Tell us about the early design brief
We were commissioned to design the public realm and streetscapes of the East Village, which was used temporarily as the Athletes’ Village for London 2012, and then completed as a new district in East London. The project consisted of seven public realm spaces, streetscapes and was built in co-ordination with thirteen development plots.
What inspired your design concept?
A central aspiration of our design was to develop a landscape that referenced the English tradition of landscape gardens as well as being an environmentally sustainable and biodiverse landscape.
What challenges did you face along the way?
The Stratford City development was initially conceived in 2002 as a development and urban regeneration project on the former Stratford Rail Lands, which are north of Stratford town centre in east London. When London was awarded the 2012 Olympic and Paralympic Games, the Athletes’ Village was assimilated into the Stratford City masterplan and the initial development time frame of 15 to 20 years had to be accelerated to provide accommodation for the 17,000 competitors and team members at the Games.

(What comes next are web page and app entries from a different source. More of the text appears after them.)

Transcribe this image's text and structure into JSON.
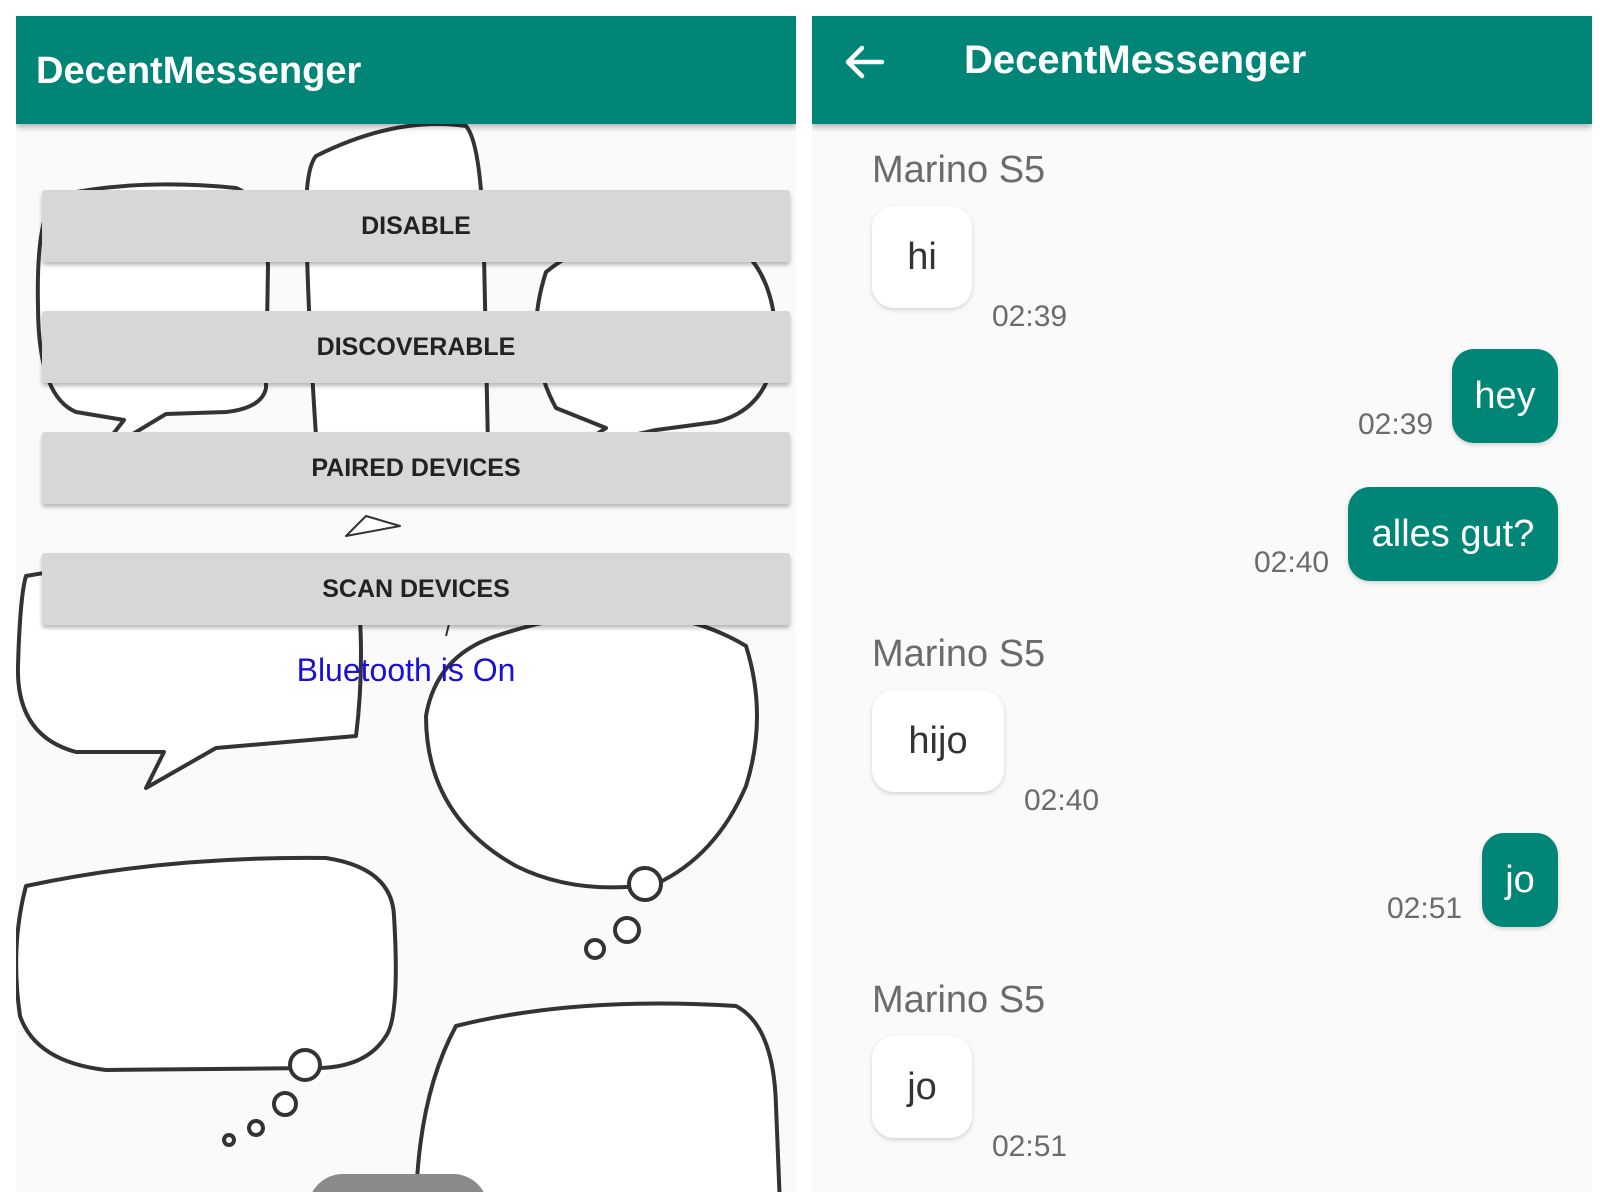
{
  "colors": {
    "app_bar": "#008577",
    "outgoing_bubble": "#008577",
    "incoming_bubble": "#ffffff",
    "status_text": "#1a0fd8",
    "button_bg": "#d6d7d7"
  },
  "home": {
    "title": "DecentMessenger",
    "buttons": {
      "disable": "DISABLE",
      "discoverable": "DISCOVERABLE",
      "paired": "PAIRED DEVICES",
      "scan": "SCAN DEVICES"
    },
    "status": "Bluetooth is On"
  },
  "chat": {
    "title": "DecentMessenger",
    "back_icon": "arrow-back-icon",
    "messages": [
      {
        "direction": "in",
        "sender": "Marino S5",
        "text": "hi",
        "time": "02:39"
      },
      {
        "direction": "out",
        "text": "hey",
        "time": "02:39"
      },
      {
        "direction": "out",
        "text": "alles gut?",
        "time": "02:40"
      },
      {
        "direction": "in",
        "sender": "Marino S5",
        "text": "hijo",
        "time": "02:40"
      },
      {
        "direction": "out",
        "text": "jo",
        "time": "02:51"
      },
      {
        "direction": "in",
        "sender": "Marino S5",
        "text": "jo",
        "time": "02:51"
      }
    ]
  }
}
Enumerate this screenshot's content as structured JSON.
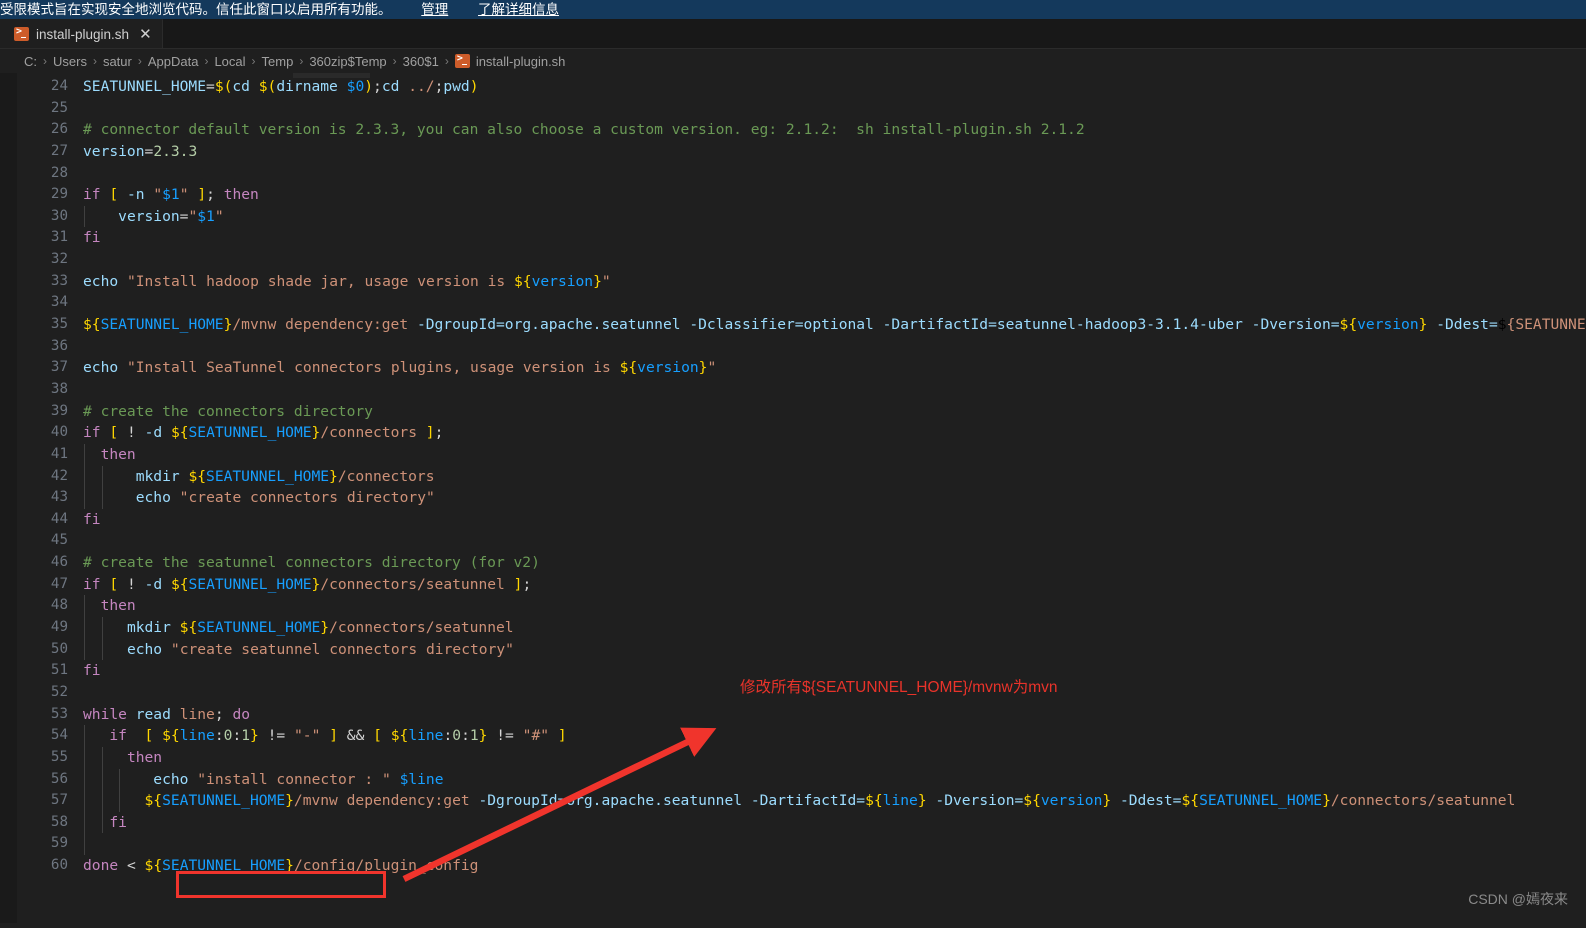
{
  "banner": {
    "message": "受限模式旨在实现安全地浏览代码。信任此窗口以启用所有功能。",
    "manage_label": "管理",
    "learn_more_label": "了解详细信息",
    "background": "#14395c"
  },
  "tab": {
    "title": "install-plugin.sh",
    "close_label": "✕",
    "icon": "shell-script-icon"
  },
  "breadcrumb": {
    "separator": "›",
    "items": [
      "C:",
      "Users",
      "satur",
      "AppData",
      "Local",
      "Temp",
      "360zip$Temp",
      "360$1"
    ],
    "file": "install-plugin.sh"
  },
  "editor": {
    "background": "#1f1f1f",
    "first_line": 24,
    "last_line": 60,
    "lines": [
      {
        "n": 24,
        "text": "SEATUNNEL_HOME=$(cd $(dirname $0);cd ../;pwd)"
      },
      {
        "n": 25,
        "text": ""
      },
      {
        "n": 26,
        "text": "# connector default version is 2.3.3, you can also choose a custom version. eg: 2.1.2:  sh install-plugin.sh 2.1.2"
      },
      {
        "n": 27,
        "text": "version=2.3.3"
      },
      {
        "n": 28,
        "text": ""
      },
      {
        "n": 29,
        "text": "if [ -n \"$1\" ]; then"
      },
      {
        "n": 30,
        "text": "    version=\"$1\""
      },
      {
        "n": 31,
        "text": "fi"
      },
      {
        "n": 32,
        "text": ""
      },
      {
        "n": 33,
        "text": "echo \"Install hadoop shade jar, usage version is ${version}\""
      },
      {
        "n": 34,
        "text": ""
      },
      {
        "n": 35,
        "text": "${SEATUNNEL_HOME}/mvnw dependency:get -DgroupId=org.apache.seatunnel -Dclassifier=optional -DartifactId=seatunnel-hadoop3-3.1.4-uber -Dversion=${version} -Ddest=${SEATUNNEL"
      },
      {
        "n": 36,
        "text": ""
      },
      {
        "n": 37,
        "text": "echo \"Install SeaTunnel connectors plugins, usage version is ${version}\""
      },
      {
        "n": 38,
        "text": ""
      },
      {
        "n": 39,
        "text": "# create the connectors directory"
      },
      {
        "n": 40,
        "text": "if [ ! -d ${SEATUNNEL_HOME}/connectors ];"
      },
      {
        "n": 41,
        "text": "  then"
      },
      {
        "n": 42,
        "text": "      mkdir ${SEATUNNEL_HOME}/connectors"
      },
      {
        "n": 43,
        "text": "      echo \"create connectors directory\""
      },
      {
        "n": 44,
        "text": "fi"
      },
      {
        "n": 45,
        "text": ""
      },
      {
        "n": 46,
        "text": "# create the seatunnel connectors directory (for v2)"
      },
      {
        "n": 47,
        "text": "if [ ! -d ${SEATUNNEL_HOME}/connectors/seatunnel ];"
      },
      {
        "n": 48,
        "text": "  then"
      },
      {
        "n": 49,
        "text": "     mkdir ${SEATUNNEL_HOME}/connectors/seatunnel"
      },
      {
        "n": 50,
        "text": "     echo \"create seatunnel connectors directory\""
      },
      {
        "n": 51,
        "text": "fi"
      },
      {
        "n": 52,
        "text": ""
      },
      {
        "n": 53,
        "text": "while read line; do"
      },
      {
        "n": 54,
        "text": "   if  [ ${line:0:1} != \"-\" ] && [ ${line:0:1} != \"#\" ]"
      },
      {
        "n": 55,
        "text": "     then"
      },
      {
        "n": 56,
        "text": "        echo \"install connector : \" $line"
      },
      {
        "n": 57,
        "text": "       ${SEATUNNEL_HOME}/mvnw dependency:get -DgroupId=org.apache.seatunnel -DartifactId=${line} -Dversion=${version} -Ddest=${SEATUNNEL_HOME}/connectors/seatunnel"
      },
      {
        "n": 58,
        "text": "   fi"
      },
      {
        "n": 59,
        "text": ""
      },
      {
        "n": 60,
        "text": "done < ${SEATUNNEL_HOME}/config/plugin_config"
      }
    ]
  },
  "annotation": {
    "text": "修改所有${SEATUNNEL_HOME}/mvnw为mvn",
    "color": "#e8332a",
    "highlight_target_line": 57,
    "highlight_target_text": "${SEATUNNEL_HOME}/mvnw"
  },
  "watermark": {
    "text": "CSDN @嫣夜来"
  }
}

While there was considerable pressure to deliver the Village for 2012, our primary focus was the development of a post-2012 legacy community that would contain residential, retail, office and educational facilities. Delivering such a large and complex project also meant extensive consultation with a range of different parties and constant mediation. The global financial crisis also impacted the project and we had to consider budget cuts, value engineering and additional consultation to make cost savings and resolve the design.
Did you know…
- A working 1:100 model of the key landscape areas allowed the design team to quickly test and address any issues that developed. In many instances, design meetings were held around the model, and options were tested with input from the consultant team as well as the client. This allowed the resolved options to be visualised and approved on the spot.
What about specific design challenges?
Engineering a functioning wetland environment while creating a biodiverse landscape was a technical challenge. The area can store and recycle run-off water and establishes a relationship between the Lea Valley and the Athletes’ Village development. In order to treat run-off water for re-use, we developed a wetland containing four types of wetland environment.
The landscape was structured around a sequence of vegetal and architectural follies, viewing axis and pathways, which, together with a complex engineered filtering system, create a unique ‘natural artificial’ wetland. What started as a technical challenge for the team became a source of inspiration for the design of the public realm and informed a number of the design strategies used throughout the Village.
How did it feel to be involved in such a large and important British project?
Being involved in such a strategically important development for London was a unique and challenging opportunity. As a team we had the rare opportunity to work on such a large scale project by working with a great number of architectural practices in a compressed design and construction timeframe. It was exciting to be part of this close collaboration, which also aimed to be contextually responsible by creating a sustainable and ecologically diverse landscape.